Copy exactly, no pictures: every line from the one that contains "Transcribe this image's" through the end of the entries below.

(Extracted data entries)
════
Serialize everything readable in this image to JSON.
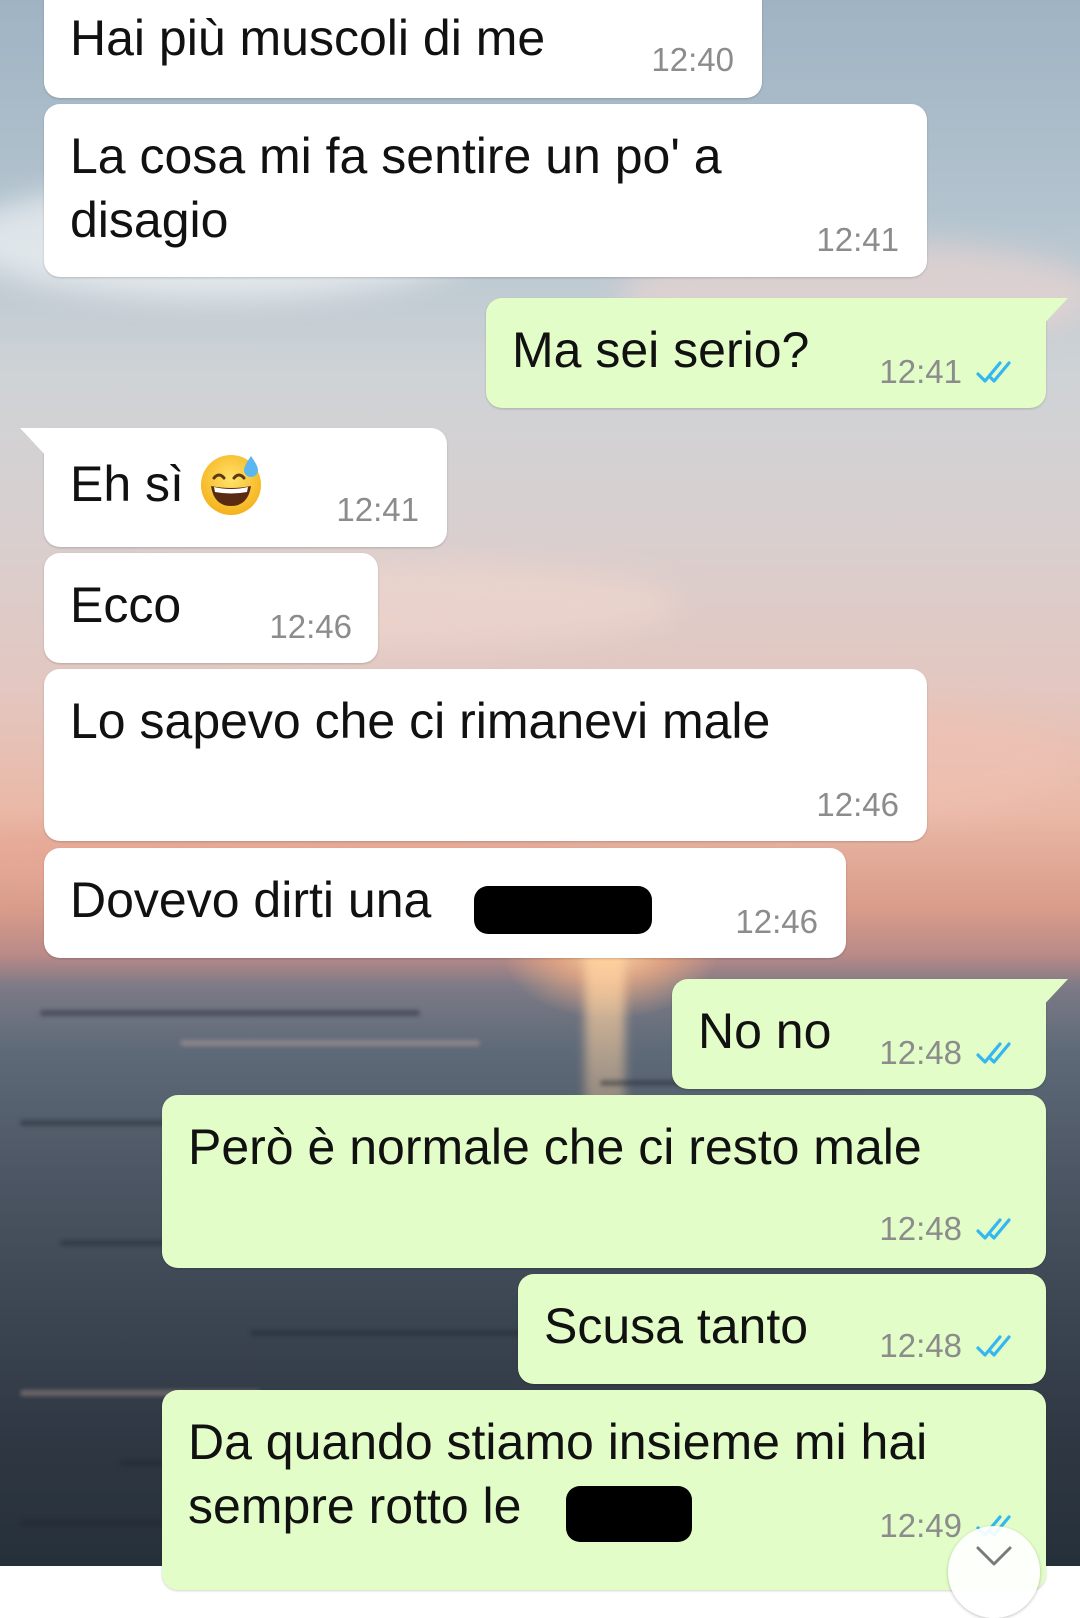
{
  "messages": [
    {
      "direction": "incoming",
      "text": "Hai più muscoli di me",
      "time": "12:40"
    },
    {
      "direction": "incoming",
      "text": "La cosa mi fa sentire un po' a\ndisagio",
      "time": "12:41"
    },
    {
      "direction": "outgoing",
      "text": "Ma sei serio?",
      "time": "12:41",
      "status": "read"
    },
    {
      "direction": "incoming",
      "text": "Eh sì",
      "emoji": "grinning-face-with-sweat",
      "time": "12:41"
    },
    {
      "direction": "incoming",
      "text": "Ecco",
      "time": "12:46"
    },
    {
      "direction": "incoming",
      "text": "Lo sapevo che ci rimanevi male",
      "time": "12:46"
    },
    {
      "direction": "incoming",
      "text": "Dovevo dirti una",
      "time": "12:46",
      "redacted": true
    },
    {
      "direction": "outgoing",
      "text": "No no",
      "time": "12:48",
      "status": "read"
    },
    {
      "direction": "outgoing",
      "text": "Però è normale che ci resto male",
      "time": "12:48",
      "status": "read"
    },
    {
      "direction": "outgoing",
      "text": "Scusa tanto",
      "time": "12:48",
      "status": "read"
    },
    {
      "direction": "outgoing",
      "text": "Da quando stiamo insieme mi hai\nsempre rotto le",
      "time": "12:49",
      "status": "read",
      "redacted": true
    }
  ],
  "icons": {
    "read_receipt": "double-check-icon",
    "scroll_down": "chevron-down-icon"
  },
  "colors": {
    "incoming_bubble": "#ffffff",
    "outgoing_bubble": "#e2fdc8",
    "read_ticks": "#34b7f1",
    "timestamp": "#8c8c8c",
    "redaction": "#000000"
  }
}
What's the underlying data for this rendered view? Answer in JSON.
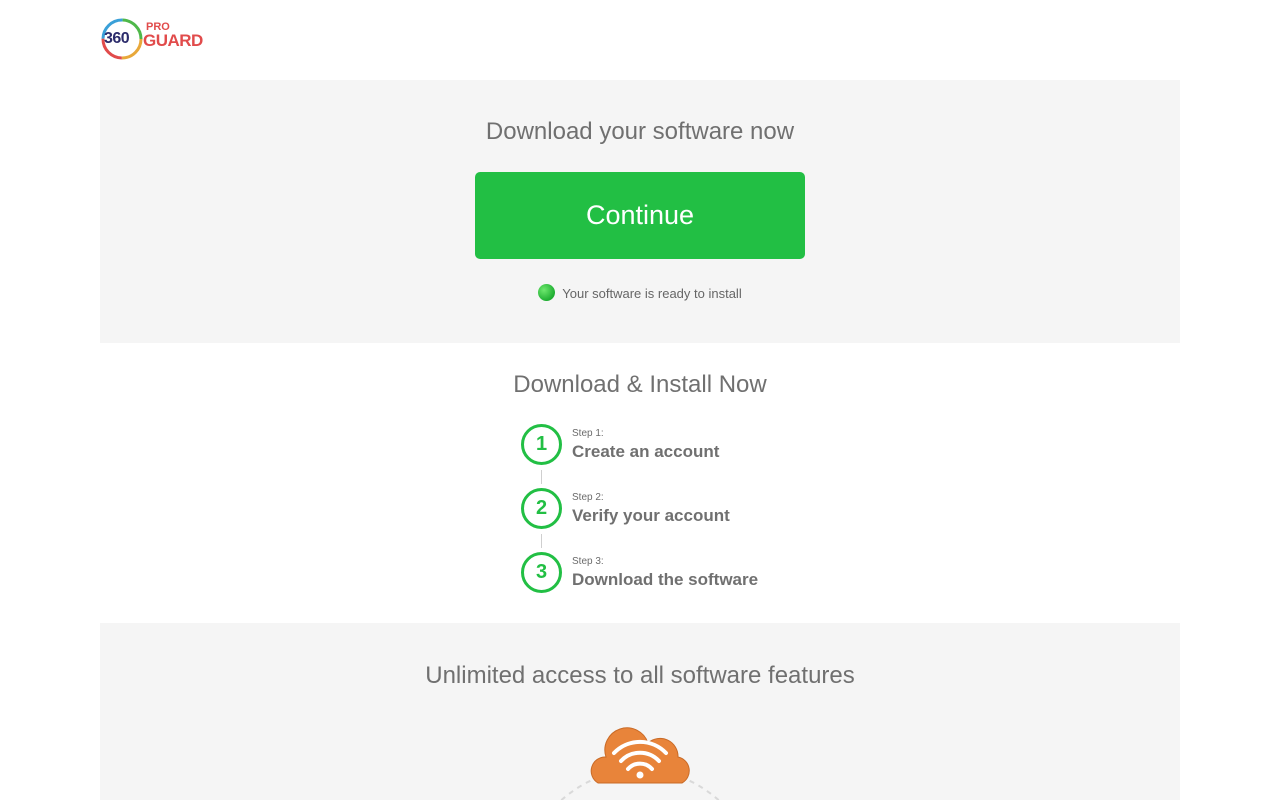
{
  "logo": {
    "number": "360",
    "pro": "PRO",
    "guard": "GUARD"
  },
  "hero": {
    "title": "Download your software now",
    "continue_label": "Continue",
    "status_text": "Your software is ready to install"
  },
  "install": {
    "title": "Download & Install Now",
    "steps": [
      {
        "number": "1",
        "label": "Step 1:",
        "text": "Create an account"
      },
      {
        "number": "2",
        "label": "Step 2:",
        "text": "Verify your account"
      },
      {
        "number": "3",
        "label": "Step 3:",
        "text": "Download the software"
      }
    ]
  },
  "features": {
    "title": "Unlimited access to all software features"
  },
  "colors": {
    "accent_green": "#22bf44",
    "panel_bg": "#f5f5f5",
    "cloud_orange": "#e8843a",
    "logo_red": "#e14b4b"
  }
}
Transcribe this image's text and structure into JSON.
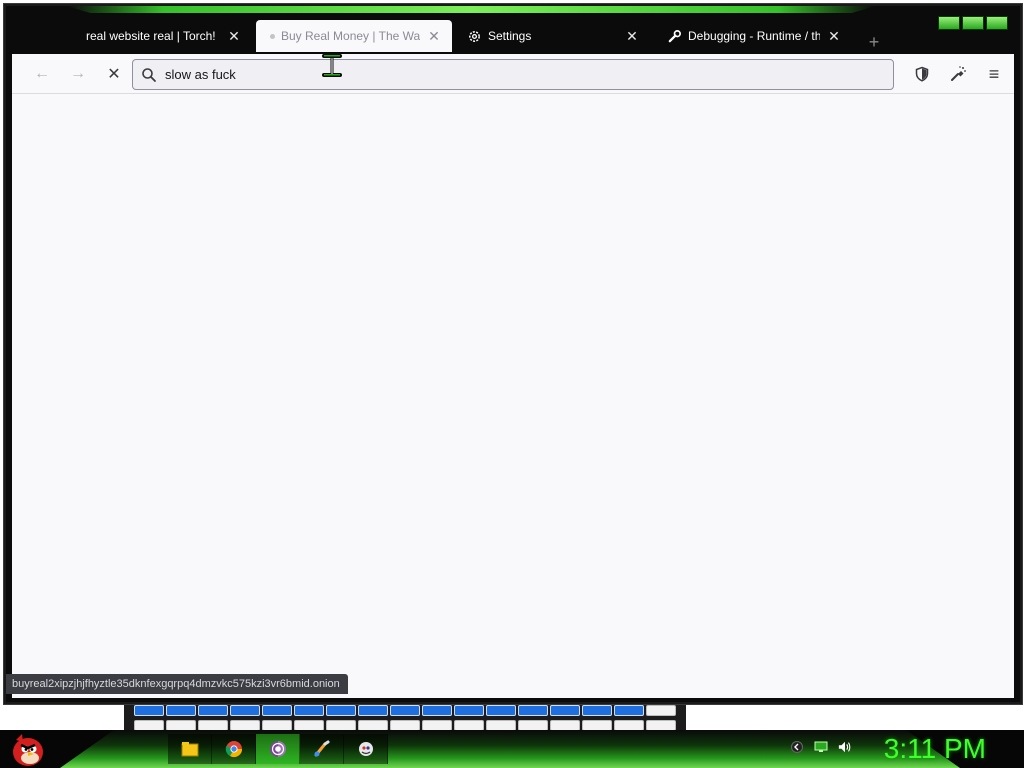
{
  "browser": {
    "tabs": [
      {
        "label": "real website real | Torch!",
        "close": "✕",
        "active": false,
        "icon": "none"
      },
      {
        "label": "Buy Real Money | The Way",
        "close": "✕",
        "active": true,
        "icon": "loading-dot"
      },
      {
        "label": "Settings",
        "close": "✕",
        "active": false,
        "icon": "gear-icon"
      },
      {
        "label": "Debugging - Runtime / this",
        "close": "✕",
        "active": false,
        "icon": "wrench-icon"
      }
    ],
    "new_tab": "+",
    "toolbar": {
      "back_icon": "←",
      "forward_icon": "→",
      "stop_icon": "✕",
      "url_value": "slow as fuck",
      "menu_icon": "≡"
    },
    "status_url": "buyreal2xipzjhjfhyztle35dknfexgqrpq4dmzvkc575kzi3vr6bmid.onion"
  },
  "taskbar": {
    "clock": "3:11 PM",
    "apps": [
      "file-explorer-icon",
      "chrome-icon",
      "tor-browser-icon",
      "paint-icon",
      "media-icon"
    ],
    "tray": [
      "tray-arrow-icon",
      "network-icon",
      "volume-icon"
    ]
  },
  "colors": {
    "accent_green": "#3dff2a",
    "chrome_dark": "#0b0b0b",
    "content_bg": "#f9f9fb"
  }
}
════
RESULT FOR THIS TASK =
Transcribe this image's text and structure into JSON.
{
  "browser": {
    "tabs": [
      {
        "label": "real website real | Torch!",
        "close": "✕",
        "active": false,
        "icon": "none"
      },
      {
        "label": "Buy Real Money | The Way",
        "close": "✕",
        "active": true,
        "icon": "loading-dot"
      },
      {
        "label": "Settings",
        "close": "✕",
        "active": false,
        "icon": "gear-icon"
      },
      {
        "label": "Debugging - Runtime / this",
        "close": "✕",
        "active": false,
        "icon": "wrench-icon"
      }
    ],
    "new_tab": "+",
    "toolbar": {
      "back_icon": "←",
      "forward_icon": "→",
      "stop_icon": "✕",
      "url_value": "slow as fuck",
      "menu_icon": "≡"
    },
    "status_url": "buyreal2xipzjhjfhyztle35dknfexgqrpq4dmzvkc575kzi3vr6bmid.onion"
  },
  "taskbar": {
    "clock": "3:11 PM",
    "apps": [
      "file-explorer-icon",
      "chrome-icon",
      "tor-browser-icon",
      "paint-icon",
      "media-icon"
    ],
    "tray": [
      "tray-arrow-icon",
      "network-icon",
      "volume-icon"
    ]
  },
  "colors": {
    "accent_green": "#3dff2a",
    "chrome_dark": "#0b0b0b",
    "content_bg": "#f9f9fb"
  }
}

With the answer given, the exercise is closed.